▸ **What is required**: The response should be an exact copy of the records, with the pictures removed.

▸ **Records for this exercise**:
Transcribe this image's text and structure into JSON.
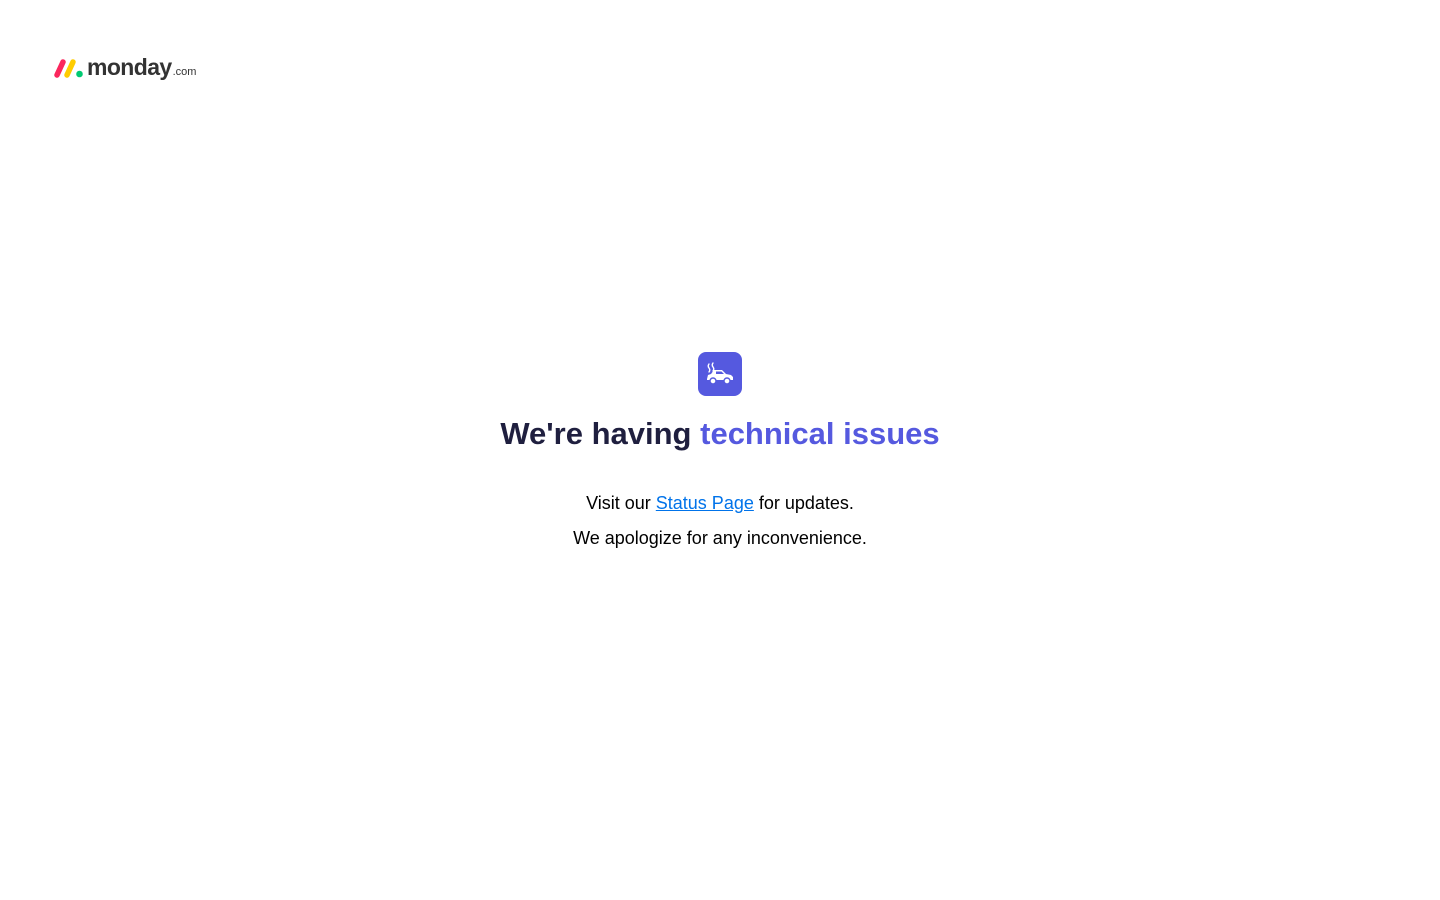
{
  "logo": {
    "word": "monday",
    "tld": ".com",
    "colors": [
      "#fb275d",
      "#ffcc00",
      "#00ca72"
    ]
  },
  "error": {
    "icon": "broken-car-icon",
    "icon_bg": "#5559df",
    "headline_prefix": "We're having",
    "headline_accent": "technical issues",
    "status_prefix": "Visit our",
    "status_link": "Status Page",
    "status_suffix": "for updates.",
    "apology": "We apologize for any inconvenience."
  },
  "colors": {
    "accent": "#5559df",
    "link": "#0073ea",
    "heading": "#1f1f3f"
  }
}
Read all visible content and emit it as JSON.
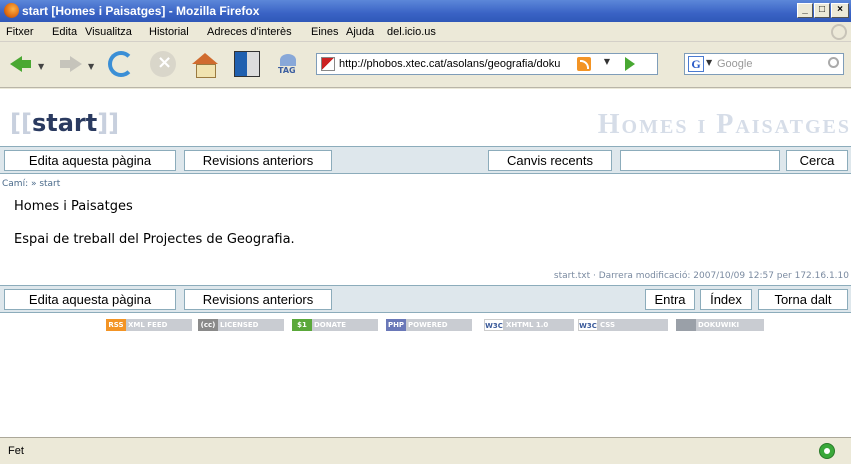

▸ **Exercise output**:
Transcribe this image's text and structure into JSON.
{
  "logo": {
    "word": "monday",
    "tld": ".com",
    "colors": [
      "#fb275d",
      "#ffcc00",
      "#00ca72"
    ]
  },
  "error": {
    "icon": "broken-car-icon",
    "icon_bg": "#5559df",
    "headline_prefix": "We're having",
    "headline_accent": "technical issues",
    "status_prefix": "Visit our",
    "status_link": "Status Page",
    "status_suffix": "for updates.",
    "apology": "We apologize for any inconvenience."
  },
  "colors": {
    "accent": "#5559df",
    "link": "#0073ea",
    "heading": "#1f1f3f"
  }
}
Read all visible content and emit it as JSON.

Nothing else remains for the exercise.